The draft bill also mentions repeal of the so-called Magnitsky law and of sanctions against Russian regions, persons and companies introduced by the U.S. over Ukrainian crisis, while also paying compensation for damages caused by them, including the damages caused by the counter-sanctions that Russia was forced to impose.

The Magnitsky Act is a 2012 US law intended to punish a number of Russian citizens believed to be linked to the death in custody of Russian lawyer Sergey Magnitsky.

Moscow also wants Washington to provide a clear plan how it is going to irreversibly reprocess plutonium under the agreement’s conditions.

The development was not entirely surprising, since Russia earlier expressed its dissatisfaction with how the U.S. wants to handle plutonium reprocessing.

Washington decided it would be cheaper to mix nuclear materials with special diluents. Russia insisted that the U.S. was violating the terms of the deal, which required it to use a nuclear reactor to transmute plutonium. Unlike the mixing technology, the latter method makes the process irreversible.

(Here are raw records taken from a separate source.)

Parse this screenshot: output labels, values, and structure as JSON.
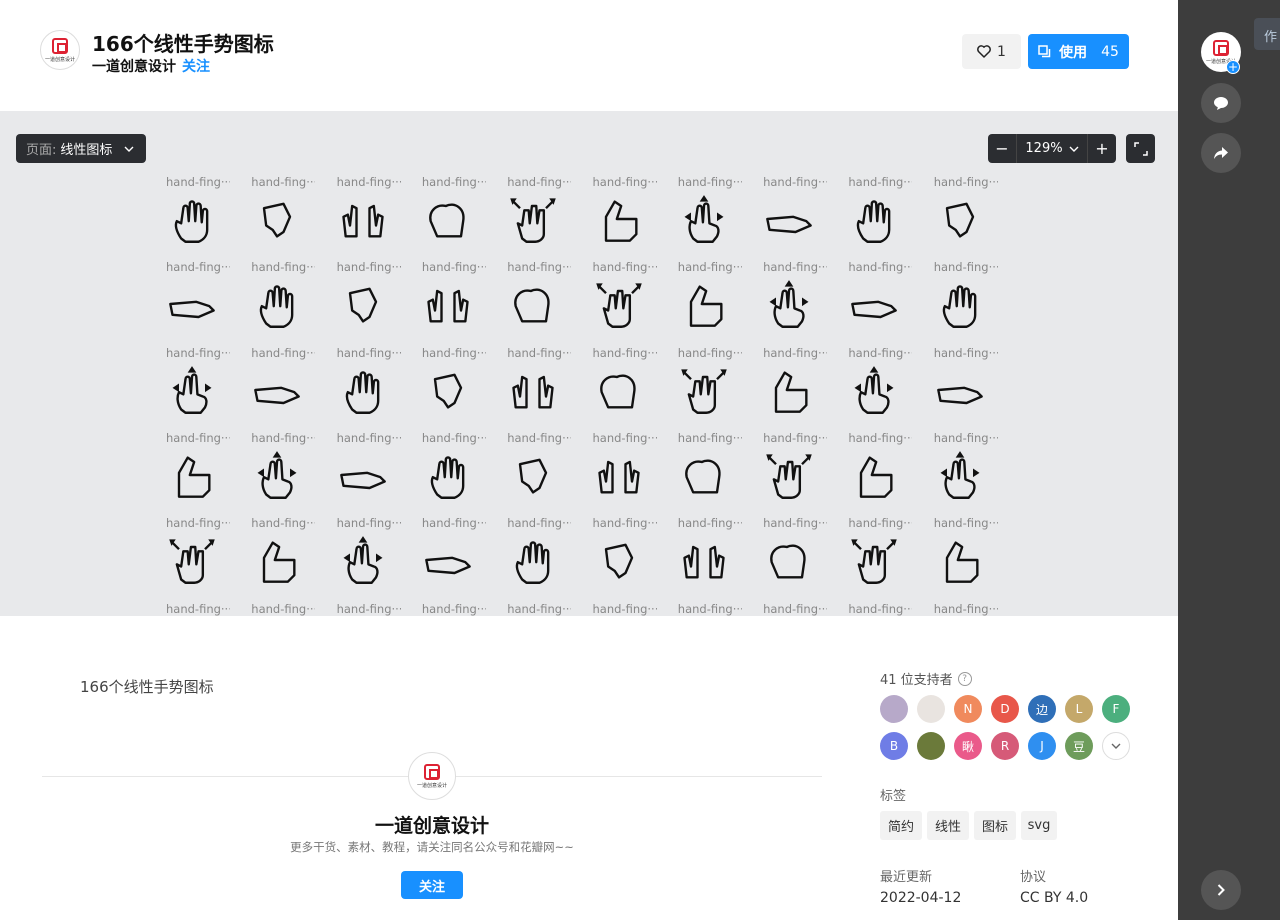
{
  "header": {
    "title": "166个线性手势图标",
    "author": "一道创意设计",
    "follow_label": "关注",
    "like_count": "1",
    "use_label": "使用",
    "use_count": "45"
  },
  "logo_text": "一道创意设计",
  "toolbar": {
    "page_label": "页面:",
    "page_value": "线性图标",
    "zoom_level": "129%",
    "zoom_out": "−",
    "zoom_in": "+"
  },
  "icons": {
    "caption": "hand-fing···",
    "row_count": 6,
    "col_count": 10
  },
  "description": "166个线性手势图标",
  "profile": {
    "name": "一道创意设计",
    "subtitle": "更多干货、素材、教程，请关注同名公众号和花瓣网~~",
    "follow_label": "关注"
  },
  "supporters": {
    "label": "41 位支持者",
    "help": "?",
    "avatars": [
      {
        "text": "",
        "color": "#b7a9c9"
      },
      {
        "text": "",
        "color": "#e9e4e0"
      },
      {
        "text": "N",
        "color": "#f08a5d"
      },
      {
        "text": "D",
        "color": "#e8574a"
      },
      {
        "text": "边",
        "color": "#2f6fb8"
      },
      {
        "text": "L",
        "color": "#c4a86a"
      },
      {
        "text": "F",
        "color": "#4caf7e"
      },
      {
        "text": "B",
        "color": "#6f7de6"
      },
      {
        "text": "",
        "color": "#6b7a3a"
      },
      {
        "text": "瞅",
        "color": "#ea5a8a"
      },
      {
        "text": "R",
        "color": "#d65a78"
      },
      {
        "text": "J",
        "color": "#2f8ff0"
      },
      {
        "text": "豆",
        "color": "#6e9c5b"
      }
    ]
  },
  "tags": {
    "label": "标签",
    "items": [
      "简约",
      "线性",
      "图标",
      "svg"
    ]
  },
  "meta": {
    "updated_label": "最近更新",
    "updated_value": "2022-04-12",
    "license_label": "协议",
    "license_value": "CC BY 4.0"
  },
  "sidebar": {
    "tab_label": "作"
  }
}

The treaty between the U.S. and Russia, which regulates how the two countries are to dispose of plutonium from nuclear warheads decommissioned as part of the parallel reduction of the two countries’ Cold War arsenals, was signed in 2000. Each country was required to dispose of over 34 tons of fissile material by turning it into so-called MOX fuel and burning it in nuclear reactors.

However, costs for building a facility at the Savannah River Site in South Carolina, where the US was supposed to fabricate MOX fuel from its plutonium, spiraled out of control. Under the Obama administration, the U.S. decided that it would instead use the cheaper reversible process, arguing that it was in line with the spirit of the deal with Russia.

Russia expressed its concerns over the unilateral move in April, shortly after a nuclear security summit held in the U.S.

We signed an agreement that the plutonium will be processed in a certain way, for which facilities would be purpose-built,” Putin said at the time.

“We have met our commitments, and constructed the necessary facilities. The U.S. has not.”

The U.S. rejected the criticism from Russia. The “new U.S. method would not require renegotiation of the agreement,” U.S. State Department spokesperson Jennifer Bavisotto said.


Related Topics:

Putin Bans Bill Gates and Microsoft from Russia*

U.S. Legalizes Lethal Weapon Deliveries to Ukraine*

Three Nuclear Disasters Unfolding in U.S.*

US Vaporized and Experimented on the Indigenous of Marshall Islands*

Nuclear Sarcophagus in Marshall Islands is Leaking*

The Russia-Turkey Agreement that is Causing the CIA to Launch Nuclear Weapons against Turkey*

Files linking Britain to Israel’s nuclear weapons go missing from National Archives*

Stolen Iraqi Nuclear Material Story Happened Last Year, so Why Now*